Utilizing the annual discount rate of 6.5%, the present value of future lease payments (calculated using LeaseQuery’s Present Value Calculator) is $80,378.
Step 2: Calculate the initial lease asset value
The lease asset value begins with the amount calculated as the lease liability. In addition to the present value of future lease payments, the asset value would include prepaid lease payments, less any lease incentives received from the lessor prior to the commencement of the lease term.
Based on this information, the lease asset will initially begin at the same value as the lease liability: $80,378. Next, the lessee will add the prepayment amount at inception to the liability value to calculate the full lease asset value. Thus, the initial lease asset value will calculate as $80,378 + 833 = $81,211.
Step 3: Record the opening Journal Entry under GASB 87
The initial journal entry under GASB 87 will establish the asset and liability on the statement of financial position. Below we present the entry that would be recorded as of 1/1/2021.
Step 4: Book subsequent journal entry
The lease asset should be amortized, reported as an outflow of resources, in a “systematic and rational manner” over the lesser of the lease term or useful life of the underlying asset. The Board notes that this amortization expense would represent an outflow synonymous to depreciation expense; thus, we will refer to the finance leased asset amortization expense as depreciation expense.
Subsequent entries will also decrease the lease liability and record interest expense. Periodic interest expense is calculated similarly as interest expense has always been calculated for a capital lease – utilizing the an interest rate multiplied by to determine the expense, based on the ending liability balance of the prior period. The lessee will record interest expense and amortize the lease liability as the difference between the cash payment and the calculated interest expense.
See below for the lease amortization table for this lease asset and lease liability and an example of a subsequent entry:
Utilizing the amounts established in the lease amortization table above, the journal entry for the end of the first period is as follows:
The lessee would continue to record subsequent journal entries using the approach above until the end of the lease term.
We’re compiling GASB 87 articles and resources here to help you get up to speed and keep up with the latest developments. Here are the top five articles that will help you prepare for the effective date of the new standard:

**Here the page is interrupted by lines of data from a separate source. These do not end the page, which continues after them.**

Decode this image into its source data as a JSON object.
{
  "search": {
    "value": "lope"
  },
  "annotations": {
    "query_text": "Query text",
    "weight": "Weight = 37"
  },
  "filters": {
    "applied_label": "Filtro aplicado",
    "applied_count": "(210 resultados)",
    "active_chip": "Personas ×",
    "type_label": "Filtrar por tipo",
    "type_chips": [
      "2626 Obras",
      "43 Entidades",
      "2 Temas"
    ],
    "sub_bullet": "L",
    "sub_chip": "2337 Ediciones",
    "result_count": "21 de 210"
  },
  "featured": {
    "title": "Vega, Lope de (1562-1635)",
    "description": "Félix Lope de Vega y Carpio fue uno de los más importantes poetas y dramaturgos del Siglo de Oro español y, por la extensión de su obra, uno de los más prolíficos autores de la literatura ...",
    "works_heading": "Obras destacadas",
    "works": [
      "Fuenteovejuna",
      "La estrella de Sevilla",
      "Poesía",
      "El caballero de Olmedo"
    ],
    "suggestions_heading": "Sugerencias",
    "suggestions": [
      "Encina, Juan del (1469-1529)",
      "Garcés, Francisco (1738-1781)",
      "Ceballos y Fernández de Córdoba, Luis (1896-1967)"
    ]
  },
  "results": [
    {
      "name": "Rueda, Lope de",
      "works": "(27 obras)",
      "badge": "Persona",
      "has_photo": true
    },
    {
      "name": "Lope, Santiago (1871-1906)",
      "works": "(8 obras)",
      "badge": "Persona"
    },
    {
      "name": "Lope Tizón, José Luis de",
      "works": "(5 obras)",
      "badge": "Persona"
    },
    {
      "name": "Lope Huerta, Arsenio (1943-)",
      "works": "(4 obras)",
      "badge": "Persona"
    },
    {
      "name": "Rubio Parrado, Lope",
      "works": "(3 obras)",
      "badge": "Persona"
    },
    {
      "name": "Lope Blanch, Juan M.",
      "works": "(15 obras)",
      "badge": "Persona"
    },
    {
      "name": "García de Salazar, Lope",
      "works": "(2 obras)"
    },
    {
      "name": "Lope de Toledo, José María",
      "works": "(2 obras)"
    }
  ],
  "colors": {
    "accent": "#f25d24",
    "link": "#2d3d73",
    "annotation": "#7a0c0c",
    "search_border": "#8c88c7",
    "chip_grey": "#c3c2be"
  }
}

In this article, we provide two full examples for lessees explaining how to transition from the current GASB guidance to statement number 87.
The GASB summary covers the main points of the new guidance, such as the definition of a lease; determining the lease term; and accounting for lease modifications and terminations.
This overview is good for anyone who will be impacted by the new rules but won’t be involved in the day-to-day work of implementing them.
Read a full example of lessor accounting under the new governmental standard.
Learn how to identify leases that may be embedded in contracts.
Read the final Implementation Guide No. 2019-3, Leases, issued by GASB.
Remove all room for doubt with cloud-based lease software for GASB 87 built by accountants
LeaseQuery is dedicated to providing the best-available software for GASB 87. Schedule a demo with us today and see how the system will ensure your compliance with the new standard.
As always, remember to keep an eye on our blog for all of the most important updates and changes to the lease accounting standards, including more guidance and insights on GASB 87.